-- Description of the task --
Output the data below in full, byte for byte. Nothing may differ.

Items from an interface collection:
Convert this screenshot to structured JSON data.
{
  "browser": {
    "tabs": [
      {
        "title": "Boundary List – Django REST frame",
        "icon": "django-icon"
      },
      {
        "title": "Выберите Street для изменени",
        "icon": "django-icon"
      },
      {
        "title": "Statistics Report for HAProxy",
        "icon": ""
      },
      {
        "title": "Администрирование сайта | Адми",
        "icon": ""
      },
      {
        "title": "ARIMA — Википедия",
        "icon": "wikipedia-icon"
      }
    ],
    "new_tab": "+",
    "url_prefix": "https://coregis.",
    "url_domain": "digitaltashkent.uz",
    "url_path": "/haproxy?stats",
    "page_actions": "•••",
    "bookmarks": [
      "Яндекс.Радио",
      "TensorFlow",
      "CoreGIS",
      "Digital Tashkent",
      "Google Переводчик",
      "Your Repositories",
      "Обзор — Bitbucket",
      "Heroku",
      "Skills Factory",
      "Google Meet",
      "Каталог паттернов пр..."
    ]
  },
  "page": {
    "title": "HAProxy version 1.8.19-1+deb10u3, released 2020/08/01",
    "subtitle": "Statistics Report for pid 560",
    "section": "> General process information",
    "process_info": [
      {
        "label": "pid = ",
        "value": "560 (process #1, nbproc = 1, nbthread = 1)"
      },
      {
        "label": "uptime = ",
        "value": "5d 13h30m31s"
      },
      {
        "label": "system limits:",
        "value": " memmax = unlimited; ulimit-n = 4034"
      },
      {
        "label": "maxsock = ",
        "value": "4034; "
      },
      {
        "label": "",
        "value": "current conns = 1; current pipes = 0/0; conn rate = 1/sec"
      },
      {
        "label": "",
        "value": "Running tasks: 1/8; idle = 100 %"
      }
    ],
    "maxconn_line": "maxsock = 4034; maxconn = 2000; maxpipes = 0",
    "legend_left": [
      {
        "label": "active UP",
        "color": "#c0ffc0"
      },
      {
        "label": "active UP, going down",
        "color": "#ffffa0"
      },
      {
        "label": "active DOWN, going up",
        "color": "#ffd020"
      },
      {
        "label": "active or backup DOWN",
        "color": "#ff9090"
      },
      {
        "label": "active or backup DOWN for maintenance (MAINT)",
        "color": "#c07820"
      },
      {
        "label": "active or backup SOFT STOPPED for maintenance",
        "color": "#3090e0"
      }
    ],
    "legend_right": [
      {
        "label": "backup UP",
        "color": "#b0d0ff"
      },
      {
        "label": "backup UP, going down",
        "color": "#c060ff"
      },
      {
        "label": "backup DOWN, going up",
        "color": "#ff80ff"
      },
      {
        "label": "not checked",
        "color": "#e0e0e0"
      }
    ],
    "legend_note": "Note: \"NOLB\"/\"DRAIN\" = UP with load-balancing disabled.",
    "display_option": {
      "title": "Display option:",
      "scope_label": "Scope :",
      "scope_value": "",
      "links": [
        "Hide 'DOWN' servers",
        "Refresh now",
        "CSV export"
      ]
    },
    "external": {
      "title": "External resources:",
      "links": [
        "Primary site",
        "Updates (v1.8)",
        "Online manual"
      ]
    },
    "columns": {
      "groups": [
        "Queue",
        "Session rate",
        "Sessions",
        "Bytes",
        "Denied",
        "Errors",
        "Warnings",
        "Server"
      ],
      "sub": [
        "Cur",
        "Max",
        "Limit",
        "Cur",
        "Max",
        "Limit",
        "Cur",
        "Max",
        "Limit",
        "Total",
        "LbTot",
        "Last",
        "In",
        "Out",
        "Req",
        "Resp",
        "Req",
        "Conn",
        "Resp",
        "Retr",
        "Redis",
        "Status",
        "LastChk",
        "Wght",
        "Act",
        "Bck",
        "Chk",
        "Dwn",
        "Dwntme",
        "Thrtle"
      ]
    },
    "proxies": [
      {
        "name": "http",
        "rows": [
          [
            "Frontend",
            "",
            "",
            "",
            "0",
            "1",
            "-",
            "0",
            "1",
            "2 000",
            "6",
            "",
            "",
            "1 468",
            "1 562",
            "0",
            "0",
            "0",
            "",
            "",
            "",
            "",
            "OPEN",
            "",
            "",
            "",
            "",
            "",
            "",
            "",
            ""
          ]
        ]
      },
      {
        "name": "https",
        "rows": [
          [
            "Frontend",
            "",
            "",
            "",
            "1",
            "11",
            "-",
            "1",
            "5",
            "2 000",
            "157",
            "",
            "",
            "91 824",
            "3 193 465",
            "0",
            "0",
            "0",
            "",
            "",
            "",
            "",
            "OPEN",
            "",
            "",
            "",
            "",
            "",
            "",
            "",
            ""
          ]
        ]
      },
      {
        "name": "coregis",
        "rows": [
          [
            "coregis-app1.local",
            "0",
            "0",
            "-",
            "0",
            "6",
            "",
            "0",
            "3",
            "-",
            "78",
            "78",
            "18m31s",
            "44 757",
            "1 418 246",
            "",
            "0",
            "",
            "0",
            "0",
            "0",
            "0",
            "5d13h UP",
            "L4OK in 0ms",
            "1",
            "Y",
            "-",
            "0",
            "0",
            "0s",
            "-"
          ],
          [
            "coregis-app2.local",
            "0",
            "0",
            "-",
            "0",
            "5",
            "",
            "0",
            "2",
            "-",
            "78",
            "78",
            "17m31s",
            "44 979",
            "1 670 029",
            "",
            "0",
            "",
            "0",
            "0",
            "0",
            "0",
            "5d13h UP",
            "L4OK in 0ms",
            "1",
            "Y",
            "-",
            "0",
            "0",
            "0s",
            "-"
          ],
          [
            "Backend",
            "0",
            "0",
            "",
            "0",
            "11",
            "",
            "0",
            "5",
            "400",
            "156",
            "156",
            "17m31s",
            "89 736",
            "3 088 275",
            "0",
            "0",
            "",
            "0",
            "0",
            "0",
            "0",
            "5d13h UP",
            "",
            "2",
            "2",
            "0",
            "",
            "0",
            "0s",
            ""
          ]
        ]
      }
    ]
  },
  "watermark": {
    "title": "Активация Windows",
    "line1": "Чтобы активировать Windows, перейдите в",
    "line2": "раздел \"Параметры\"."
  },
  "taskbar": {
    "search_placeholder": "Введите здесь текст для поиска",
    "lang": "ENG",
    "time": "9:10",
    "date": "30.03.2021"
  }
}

-- Problem solution --
Convert this screenshot to structured JSON data.
{
  "browser": {
    "tabs": [
      {
        "title": "Boundary List – Django REST frame",
        "icon": "django-icon"
      },
      {
        "title": "Выберите Street для изменени",
        "icon": "django-icon"
      },
      {
        "title": "Statistics Report for HAProxy",
        "icon": ""
      },
      {
        "title": "Администрирование сайта | Адми",
        "icon": ""
      },
      {
        "title": "ARIMA — Википедия",
        "icon": "wikipedia-icon"
      }
    ],
    "new_tab": "+",
    "url_prefix": "https://coregis.",
    "url_domain": "digitaltashkent.uz",
    "url_path": "/haproxy?stats",
    "page_actions": "•••",
    "bookmarks": [
      "Яндекс.Радио",
      "TensorFlow",
      "CoreGIS",
      "Digital Tashkent",
      "Google Переводчик",
      "Your Repositories",
      "Обзор — Bitbucket",
      "Heroku",
      "Skills Factory",
      "Google Meet",
      "Каталог паттернов пр..."
    ]
  },
  "page": {
    "title": "HAProxy version 1.8.19-1+deb10u3, released 2020/08/01",
    "subtitle": "Statistics Report for pid 560",
    "section": "> General process information",
    "process_info": [
      {
        "label": "pid = ",
        "value": "560 (process #1, nbproc = 1, nbthread = 1)"
      },
      {
        "label": "uptime = ",
        "value": "5d 13h30m31s"
      },
      {
        "label": "system limits:",
        "value": " memmax = unlimited; ulimit-n = 4034"
      },
      {
        "label": "maxsock = ",
        "value": "4034; "
      },
      {
        "label": "",
        "value": "current conns = 1; current pipes = 0/0; conn rate = 1/sec"
      },
      {
        "label": "",
        "value": "Running tasks: 1/8; idle = 100 %"
      }
    ],
    "maxconn_line": "maxsock = 4034; maxconn = 2000; maxpipes = 0",
    "legend_left": [
      {
        "label": "active UP",
        "color": "#c0ffc0"
      },
      {
        "label": "active UP, going down",
        "color": "#ffffa0"
      },
      {
        "label": "active DOWN, going up",
        "color": "#ffd020"
      },
      {
        "label": "active or backup DOWN",
        "color": "#ff9090"
      },
      {
        "label": "active or backup DOWN for maintenance (MAINT)",
        "color": "#c07820"
      },
      {
        "label": "active or backup SOFT STOPPED for maintenance",
        "color": "#3090e0"
      }
    ],
    "legend_right": [
      {
        "label": "backup UP",
        "color": "#b0d0ff"
      },
      {
        "label": "backup UP, going down",
        "color": "#c060ff"
      },
      {
        "label": "backup DOWN, going up",
        "color": "#ff80ff"
      },
      {
        "label": "not checked",
        "color": "#e0e0e0"
      }
    ],
    "legend_note": "Note: \"NOLB\"/\"DRAIN\" = UP with load-balancing disabled.",
    "display_option": {
      "title": "Display option:",
      "scope_label": "Scope :",
      "scope_value": "",
      "links": [
        "Hide 'DOWN' servers",
        "Refresh now",
        "CSV export"
      ]
    },
    "external": {
      "title": "External resources:",
      "links": [
        "Primary site",
        "Updates (v1.8)",
        "Online manual"
      ]
    },
    "columns": {
      "groups": [
        "Queue",
        "Session rate",
        "Sessions",
        "Bytes",
        "Denied",
        "Errors",
        "Warnings",
        "Server"
      ],
      "sub": [
        "Cur",
        "Max",
        "Limit",
        "Cur",
        "Max",
        "Limit",
        "Cur",
        "Max",
        "Limit",
        "Total",
        "LbTot",
        "Last",
        "In",
        "Out",
        "Req",
        "Resp",
        "Req",
        "Conn",
        "Resp",
        "Retr",
        "Redis",
        "Status",
        "LastChk",
        "Wght",
        "Act",
        "Bck",
        "Chk",
        "Dwn",
        "Dwntme",
        "Thrtle"
      ]
    },
    "proxies": [
      {
        "name": "http",
        "rows": [
          [
            "Frontend",
            "",
            "",
            "",
            "0",
            "1",
            "-",
            "0",
            "1",
            "2 000",
            "6",
            "",
            "",
            "1 468",
            "1 562",
            "0",
            "0",
            "0",
            "",
            "",
            "",
            "",
            "OPEN",
            "",
            "",
            "",
            "",
            "",
            "",
            "",
            ""
          ]
        ]
      },
      {
        "name": "https",
        "rows": [
          [
            "Frontend",
            "",
            "",
            "",
            "1",
            "11",
            "-",
            "1",
            "5",
            "2 000",
            "157",
            "",
            "",
            "91 824",
            "3 193 465",
            "0",
            "0",
            "0",
            "",
            "",
            "",
            "",
            "OPEN",
            "",
            "",
            "",
            "",
            "",
            "",
            "",
            ""
          ]
        ]
      },
      {
        "name": "coregis",
        "rows": [
          [
            "coregis-app1.local",
            "0",
            "0",
            "-",
            "0",
            "6",
            "",
            "0",
            "3",
            "-",
            "78",
            "78",
            "18m31s",
            "44 757",
            "1 418 246",
            "",
            "0",
            "",
            "0",
            "0",
            "0",
            "0",
            "5d13h UP",
            "L4OK in 0ms",
            "1",
            "Y",
            "-",
            "0",
            "0",
            "0s",
            "-"
          ],
          [
            "coregis-app2.local",
            "0",
            "0",
            "-",
            "0",
            "5",
            "",
            "0",
            "2",
            "-",
            "78",
            "78",
            "17m31s",
            "44 979",
            "1 670 029",
            "",
            "0",
            "",
            "0",
            "0",
            "0",
            "0",
            "5d13h UP",
            "L4OK in 0ms",
            "1",
            "Y",
            "-",
            "0",
            "0",
            "0s",
            "-"
          ],
          [
            "Backend",
            "0",
            "0",
            "",
            "0",
            "11",
            "",
            "0",
            "5",
            "400",
            "156",
            "156",
            "17m31s",
            "89 736",
            "3 088 275",
            "0",
            "0",
            "",
            "0",
            "0",
            "0",
            "0",
            "5d13h UP",
            "",
            "2",
            "2",
            "0",
            "",
            "0",
            "0s",
            ""
          ]
        ]
      }
    ]
  },
  "watermark": {
    "title": "Активация Windows",
    "line1": "Чтобы активировать Windows, перейдите в",
    "line2": "раздел \"Параметры\"."
  },
  "taskbar": {
    "search_placeholder": "Введите здесь текст для поиска",
    "lang": "ENG",
    "time": "9:10",
    "date": "30.03.2021"
  }
}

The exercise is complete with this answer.